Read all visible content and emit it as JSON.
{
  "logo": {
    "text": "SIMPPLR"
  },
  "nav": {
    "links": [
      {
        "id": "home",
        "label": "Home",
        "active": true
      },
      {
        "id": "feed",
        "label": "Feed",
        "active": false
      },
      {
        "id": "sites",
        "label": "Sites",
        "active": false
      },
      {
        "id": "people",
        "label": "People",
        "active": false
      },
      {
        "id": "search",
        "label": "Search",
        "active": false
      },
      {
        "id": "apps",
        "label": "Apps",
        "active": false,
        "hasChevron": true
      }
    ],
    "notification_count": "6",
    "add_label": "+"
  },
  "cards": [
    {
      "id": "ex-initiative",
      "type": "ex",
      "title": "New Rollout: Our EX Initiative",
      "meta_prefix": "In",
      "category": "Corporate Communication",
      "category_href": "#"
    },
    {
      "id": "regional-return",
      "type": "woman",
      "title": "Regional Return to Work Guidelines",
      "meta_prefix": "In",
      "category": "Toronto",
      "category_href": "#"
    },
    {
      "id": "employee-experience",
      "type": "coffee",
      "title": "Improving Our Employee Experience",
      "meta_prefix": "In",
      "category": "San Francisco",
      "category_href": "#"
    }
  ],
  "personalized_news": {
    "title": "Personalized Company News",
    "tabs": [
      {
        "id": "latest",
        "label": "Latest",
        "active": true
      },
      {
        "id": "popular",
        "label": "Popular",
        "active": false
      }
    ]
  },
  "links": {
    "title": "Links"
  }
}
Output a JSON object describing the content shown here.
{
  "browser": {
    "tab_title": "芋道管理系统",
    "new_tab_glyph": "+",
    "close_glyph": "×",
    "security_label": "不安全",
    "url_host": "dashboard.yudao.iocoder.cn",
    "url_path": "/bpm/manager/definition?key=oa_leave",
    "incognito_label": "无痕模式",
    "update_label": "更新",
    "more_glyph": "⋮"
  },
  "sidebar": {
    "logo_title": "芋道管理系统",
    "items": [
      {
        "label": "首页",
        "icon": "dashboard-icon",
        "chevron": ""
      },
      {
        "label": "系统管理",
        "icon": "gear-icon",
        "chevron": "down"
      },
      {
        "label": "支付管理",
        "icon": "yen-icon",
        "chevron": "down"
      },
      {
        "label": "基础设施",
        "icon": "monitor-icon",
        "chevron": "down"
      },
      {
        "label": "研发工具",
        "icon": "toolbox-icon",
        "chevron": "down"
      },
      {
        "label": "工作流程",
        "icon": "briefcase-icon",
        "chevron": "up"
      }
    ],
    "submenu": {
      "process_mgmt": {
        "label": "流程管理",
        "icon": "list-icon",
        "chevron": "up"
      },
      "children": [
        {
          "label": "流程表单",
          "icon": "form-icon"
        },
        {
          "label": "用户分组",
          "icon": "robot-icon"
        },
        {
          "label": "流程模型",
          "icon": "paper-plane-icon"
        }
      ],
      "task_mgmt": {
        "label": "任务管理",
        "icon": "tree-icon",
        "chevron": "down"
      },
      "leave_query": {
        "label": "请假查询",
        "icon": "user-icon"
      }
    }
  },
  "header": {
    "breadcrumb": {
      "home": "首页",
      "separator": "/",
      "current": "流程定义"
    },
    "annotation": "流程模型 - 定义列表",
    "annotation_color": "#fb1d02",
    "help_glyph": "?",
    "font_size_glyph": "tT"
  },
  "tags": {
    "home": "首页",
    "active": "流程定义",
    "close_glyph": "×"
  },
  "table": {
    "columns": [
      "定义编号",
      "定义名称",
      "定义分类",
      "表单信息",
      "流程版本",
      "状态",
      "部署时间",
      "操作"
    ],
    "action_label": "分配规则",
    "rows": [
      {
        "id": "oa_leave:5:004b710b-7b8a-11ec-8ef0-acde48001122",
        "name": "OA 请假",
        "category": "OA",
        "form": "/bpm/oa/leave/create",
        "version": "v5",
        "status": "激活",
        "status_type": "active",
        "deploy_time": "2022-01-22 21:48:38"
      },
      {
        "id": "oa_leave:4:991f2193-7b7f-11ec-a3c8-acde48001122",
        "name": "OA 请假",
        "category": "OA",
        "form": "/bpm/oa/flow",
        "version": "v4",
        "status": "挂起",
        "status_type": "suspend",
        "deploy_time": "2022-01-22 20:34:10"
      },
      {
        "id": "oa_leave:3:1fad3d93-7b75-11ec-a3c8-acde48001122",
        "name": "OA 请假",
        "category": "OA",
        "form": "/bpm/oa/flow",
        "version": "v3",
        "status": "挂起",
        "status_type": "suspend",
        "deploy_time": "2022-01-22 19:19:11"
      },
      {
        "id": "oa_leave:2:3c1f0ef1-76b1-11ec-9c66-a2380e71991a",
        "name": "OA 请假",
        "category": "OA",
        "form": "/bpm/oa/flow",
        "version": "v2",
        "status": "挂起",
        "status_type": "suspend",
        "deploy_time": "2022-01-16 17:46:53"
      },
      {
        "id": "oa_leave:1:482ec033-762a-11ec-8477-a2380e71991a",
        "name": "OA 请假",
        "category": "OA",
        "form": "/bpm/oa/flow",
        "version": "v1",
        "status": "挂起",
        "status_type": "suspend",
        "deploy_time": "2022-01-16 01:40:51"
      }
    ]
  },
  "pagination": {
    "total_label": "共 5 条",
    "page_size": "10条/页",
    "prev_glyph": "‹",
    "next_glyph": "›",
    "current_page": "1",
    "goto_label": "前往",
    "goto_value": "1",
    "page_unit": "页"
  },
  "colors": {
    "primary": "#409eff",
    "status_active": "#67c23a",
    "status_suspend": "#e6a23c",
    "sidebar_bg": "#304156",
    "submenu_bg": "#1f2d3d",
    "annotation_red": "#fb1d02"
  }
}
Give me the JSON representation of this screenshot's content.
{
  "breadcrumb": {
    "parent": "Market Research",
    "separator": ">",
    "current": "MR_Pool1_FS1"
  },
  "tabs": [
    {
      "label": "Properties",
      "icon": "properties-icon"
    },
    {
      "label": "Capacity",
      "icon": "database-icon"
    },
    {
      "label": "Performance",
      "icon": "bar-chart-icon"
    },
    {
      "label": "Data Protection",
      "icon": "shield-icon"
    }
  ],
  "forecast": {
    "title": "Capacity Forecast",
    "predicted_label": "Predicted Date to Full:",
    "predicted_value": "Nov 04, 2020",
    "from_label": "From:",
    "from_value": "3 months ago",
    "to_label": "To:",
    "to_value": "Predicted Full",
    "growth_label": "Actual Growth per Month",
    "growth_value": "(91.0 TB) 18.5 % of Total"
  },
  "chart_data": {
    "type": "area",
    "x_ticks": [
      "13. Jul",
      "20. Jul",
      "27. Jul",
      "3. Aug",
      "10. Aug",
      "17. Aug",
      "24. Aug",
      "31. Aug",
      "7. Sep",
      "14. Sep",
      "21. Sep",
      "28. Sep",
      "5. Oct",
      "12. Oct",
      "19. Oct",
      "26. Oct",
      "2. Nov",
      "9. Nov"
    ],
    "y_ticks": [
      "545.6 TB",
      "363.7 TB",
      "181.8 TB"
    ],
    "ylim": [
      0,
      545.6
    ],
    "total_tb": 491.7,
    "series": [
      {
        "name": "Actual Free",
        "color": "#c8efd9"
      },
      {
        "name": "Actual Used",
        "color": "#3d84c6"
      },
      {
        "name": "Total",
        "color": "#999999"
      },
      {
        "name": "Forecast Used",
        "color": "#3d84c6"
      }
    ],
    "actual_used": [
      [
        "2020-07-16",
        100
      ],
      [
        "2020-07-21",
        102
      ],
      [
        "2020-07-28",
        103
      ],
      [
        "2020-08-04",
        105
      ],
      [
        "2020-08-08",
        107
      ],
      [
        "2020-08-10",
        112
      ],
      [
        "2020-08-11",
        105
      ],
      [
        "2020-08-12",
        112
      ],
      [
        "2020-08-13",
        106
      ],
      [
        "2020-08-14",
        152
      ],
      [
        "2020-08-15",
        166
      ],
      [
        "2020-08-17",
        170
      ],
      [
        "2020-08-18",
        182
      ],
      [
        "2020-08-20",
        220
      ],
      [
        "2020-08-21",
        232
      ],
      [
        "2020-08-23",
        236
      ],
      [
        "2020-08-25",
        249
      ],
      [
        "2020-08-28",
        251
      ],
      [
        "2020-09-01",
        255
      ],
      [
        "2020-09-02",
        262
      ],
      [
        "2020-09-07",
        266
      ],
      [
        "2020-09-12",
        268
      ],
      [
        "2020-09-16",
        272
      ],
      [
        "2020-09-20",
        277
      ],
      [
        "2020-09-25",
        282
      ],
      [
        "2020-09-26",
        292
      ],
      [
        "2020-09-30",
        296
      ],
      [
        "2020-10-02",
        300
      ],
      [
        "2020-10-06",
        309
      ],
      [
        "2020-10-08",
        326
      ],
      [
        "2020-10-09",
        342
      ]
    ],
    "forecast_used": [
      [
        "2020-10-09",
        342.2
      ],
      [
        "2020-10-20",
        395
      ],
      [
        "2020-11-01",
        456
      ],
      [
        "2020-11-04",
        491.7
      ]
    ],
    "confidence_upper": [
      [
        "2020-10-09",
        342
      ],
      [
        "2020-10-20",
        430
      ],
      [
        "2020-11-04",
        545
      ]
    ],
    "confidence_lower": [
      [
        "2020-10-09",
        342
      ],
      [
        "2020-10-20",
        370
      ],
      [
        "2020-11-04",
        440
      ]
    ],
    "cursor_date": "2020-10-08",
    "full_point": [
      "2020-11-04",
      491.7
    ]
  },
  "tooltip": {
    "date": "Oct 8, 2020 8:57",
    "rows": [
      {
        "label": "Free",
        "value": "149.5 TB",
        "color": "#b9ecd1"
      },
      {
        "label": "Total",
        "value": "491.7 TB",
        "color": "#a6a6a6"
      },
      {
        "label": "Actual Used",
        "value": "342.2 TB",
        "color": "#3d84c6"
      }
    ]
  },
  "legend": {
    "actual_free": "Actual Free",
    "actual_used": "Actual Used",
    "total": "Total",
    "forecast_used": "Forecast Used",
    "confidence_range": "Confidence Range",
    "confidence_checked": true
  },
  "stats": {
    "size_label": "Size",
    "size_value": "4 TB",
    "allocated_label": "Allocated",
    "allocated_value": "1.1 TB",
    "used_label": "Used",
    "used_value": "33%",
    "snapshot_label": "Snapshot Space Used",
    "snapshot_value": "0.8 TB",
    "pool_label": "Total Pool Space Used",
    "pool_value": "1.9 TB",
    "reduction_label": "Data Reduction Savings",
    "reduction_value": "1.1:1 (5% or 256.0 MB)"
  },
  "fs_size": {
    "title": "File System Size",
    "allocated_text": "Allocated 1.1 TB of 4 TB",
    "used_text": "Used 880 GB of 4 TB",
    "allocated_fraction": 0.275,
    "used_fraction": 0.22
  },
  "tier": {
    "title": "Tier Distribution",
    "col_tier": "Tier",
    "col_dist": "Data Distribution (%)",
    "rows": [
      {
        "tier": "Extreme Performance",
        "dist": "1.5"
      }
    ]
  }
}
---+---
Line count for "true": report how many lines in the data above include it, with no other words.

4